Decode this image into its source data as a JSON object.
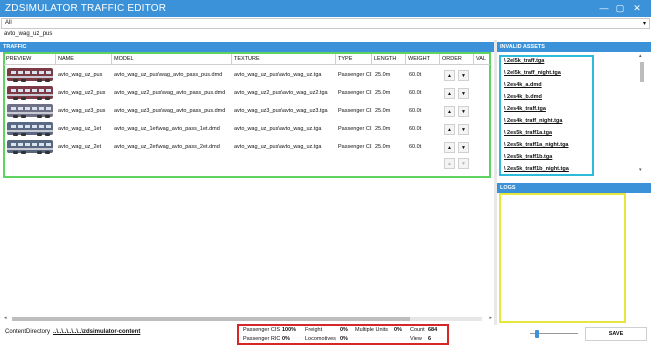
{
  "window": {
    "title": "ZDSIMULATOR TRAFFIC EDITOR",
    "controls": [
      "—",
      "▢",
      "✕"
    ],
    "title_bar_color": "#3b92d9"
  },
  "filter": {
    "value": "All",
    "arrow": "▾"
  },
  "selected_name": "avto_wag_uz_pus",
  "traffic": {
    "header": "TRAFFIC",
    "columns": [
      "PREVIEW",
      "NAME",
      "MODEL",
      "TEXTURE",
      "TYPE",
      "LENGTH",
      "WEIGHT",
      "ORDER",
      "VAL"
    ],
    "rows": [
      {
        "name": "avto_wag_uz_pus",
        "model": "avto_wag_uz_pus\\wag_avto_pass_pus.dmd",
        "texture": "avto_wag_uz_pus\\avto_wag_uz.tga",
        "type": "Passenger CIS",
        "length": "25.0m",
        "weight": "60.0t",
        "color": "#7a3b44"
      },
      {
        "name": "avto_wag_uz2_pus",
        "model": "avto_wag_uz2_pus\\wag_avto_pass_pus.dmd",
        "texture": "avto_wag_uz2_pus\\avto_wag_uz2.tga",
        "type": "Passenger CIS",
        "length": "25.0m",
        "weight": "60.0t",
        "color": "#7d3a46"
      },
      {
        "name": "avto_wag_uz3_pus",
        "model": "avto_wag_uz3_pus\\wag_avto_pass_pus.dmd",
        "texture": "avto_wag_uz3_pus\\avto_wag_uz3.tga",
        "type": "Passenger CIS",
        "length": "25.0m",
        "weight": "60.0t",
        "color": "#6f6f86"
      },
      {
        "name": "avto_wag_uz_1et",
        "model": "avto_wag_uz_1et\\wag_avto_pass_1et.dmd",
        "texture": "avto_wag_uz_pus\\avto_wag_uz.tga",
        "type": "Passenger CIS",
        "length": "25.0m",
        "weight": "60.0t",
        "color": "#5a6a84"
      },
      {
        "name": "avto_wag_uz_2et",
        "model": "avto_wag_uz_2et\\wag_avto_pass_2et.dmd",
        "texture": "avto_wag_uz_pus\\avto_wag_uz.tga",
        "type": "Passenger CIS",
        "length": "25.0m",
        "weight": "60.0t",
        "color": "#566880"
      }
    ],
    "order_up": "▲",
    "order_down": "▼"
  },
  "invalid_assets": {
    "header": "INVALID ASSETS",
    "items": [
      "\\ 2el5k_traff.tga",
      "\\ 2el5k_traff_night.tga",
      "\\ 2es4k_a.dmd",
      "\\ 2es4k_b.dmd",
      "\\ 2es4k_traff.tga",
      "\\ 2es4k_traff_night.tga",
      "\\ 2es5k_traff1a.tga",
      "\\ 2es5k_traff1a_night.tga",
      "\\ 2es5k_traff1b.tga",
      "\\ 2es5k_traff1b_night.tga"
    ]
  },
  "logs": {
    "header": "LOGS"
  },
  "status": {
    "content_directory_label": "ContentDirectory",
    "content_directory_path": "..\\..\\..\\..\\..\\..\\zdsimulator-content",
    "passenger_cis_label": "Passenger CIS",
    "passenger_cis_value": "100%",
    "passenger_ric_label": "Passenger RIC",
    "passenger_ric_value": "0%",
    "freight_label": "Freight",
    "freight_value": "0%",
    "locomotives_label": "Locomotives",
    "locomotives_value": "0%",
    "multiple_units_label": "Multiple Units",
    "multiple_units_value": "0%",
    "count_label": "Count",
    "count_value": "684",
    "view_label": "View",
    "view_value": "6"
  },
  "save_label": "SAVE"
}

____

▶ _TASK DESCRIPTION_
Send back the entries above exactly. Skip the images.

▶ _ANSWER SECTION_
Decode this image into its source data as a JSON object.
{
  "window": {
    "title": "ZDSIMULATOR TRAFFIC EDITOR",
    "controls": [
      "—",
      "▢",
      "✕"
    ],
    "title_bar_color": "#3b92d9"
  },
  "filter": {
    "value": "All",
    "arrow": "▾"
  },
  "selected_name": "avto_wag_uz_pus",
  "traffic": {
    "header": "TRAFFIC",
    "columns": [
      "PREVIEW",
      "NAME",
      "MODEL",
      "TEXTURE",
      "TYPE",
      "LENGTH",
      "WEIGHT",
      "ORDER",
      "VAL"
    ],
    "rows": [
      {
        "name": "avto_wag_uz_pus",
        "model": "avto_wag_uz_pus\\wag_avto_pass_pus.dmd",
        "texture": "avto_wag_uz_pus\\avto_wag_uz.tga",
        "type": "Passenger CIS",
        "length": "25.0m",
        "weight": "60.0t",
        "color": "#7a3b44"
      },
      {
        "name": "avto_wag_uz2_pus",
        "model": "avto_wag_uz2_pus\\wag_avto_pass_pus.dmd",
        "texture": "avto_wag_uz2_pus\\avto_wag_uz2.tga",
        "type": "Passenger CIS",
        "length": "25.0m",
        "weight": "60.0t",
        "color": "#7d3a46"
      },
      {
        "name": "avto_wag_uz3_pus",
        "model": "avto_wag_uz3_pus\\wag_avto_pass_pus.dmd",
        "texture": "avto_wag_uz3_pus\\avto_wag_uz3.tga",
        "type": "Passenger CIS",
        "length": "25.0m",
        "weight": "60.0t",
        "color": "#6f6f86"
      },
      {
        "name": "avto_wag_uz_1et",
        "model": "avto_wag_uz_1et\\wag_avto_pass_1et.dmd",
        "texture": "avto_wag_uz_pus\\avto_wag_uz.tga",
        "type": "Passenger CIS",
        "length": "25.0m",
        "weight": "60.0t",
        "color": "#5a6a84"
      },
      {
        "name": "avto_wag_uz_2et",
        "model": "avto_wag_uz_2et\\wag_avto_pass_2et.dmd",
        "texture": "avto_wag_uz_pus\\avto_wag_uz.tga",
        "type": "Passenger CIS",
        "length": "25.0m",
        "weight": "60.0t",
        "color": "#566880"
      }
    ],
    "order_up": "▲",
    "order_down": "▼"
  },
  "invalid_assets": {
    "header": "INVALID ASSETS",
    "items": [
      "\\ 2el5k_traff.tga",
      "\\ 2el5k_traff_night.tga",
      "\\ 2es4k_a.dmd",
      "\\ 2es4k_b.dmd",
      "\\ 2es4k_traff.tga",
      "\\ 2es4k_traff_night.tga",
      "\\ 2es5k_traff1a.tga",
      "\\ 2es5k_traff1a_night.tga",
      "\\ 2es5k_traff1b.tga",
      "\\ 2es5k_traff1b_night.tga"
    ]
  },
  "logs": {
    "header": "LOGS"
  },
  "status": {
    "content_directory_label": "ContentDirectory",
    "content_directory_path": "..\\..\\..\\..\\..\\..\\zdsimulator-content",
    "passenger_cis_label": "Passenger CIS",
    "passenger_cis_value": "100%",
    "passenger_ric_label": "Passenger RIC",
    "passenger_ric_value": "0%",
    "freight_label": "Freight",
    "freight_value": "0%",
    "locomotives_label": "Locomotives",
    "locomotives_value": "0%",
    "multiple_units_label": "Multiple Units",
    "multiple_units_value": "0%",
    "count_label": "Count",
    "count_value": "684",
    "view_label": "View",
    "view_value": "6"
  },
  "save_label": "SAVE"
}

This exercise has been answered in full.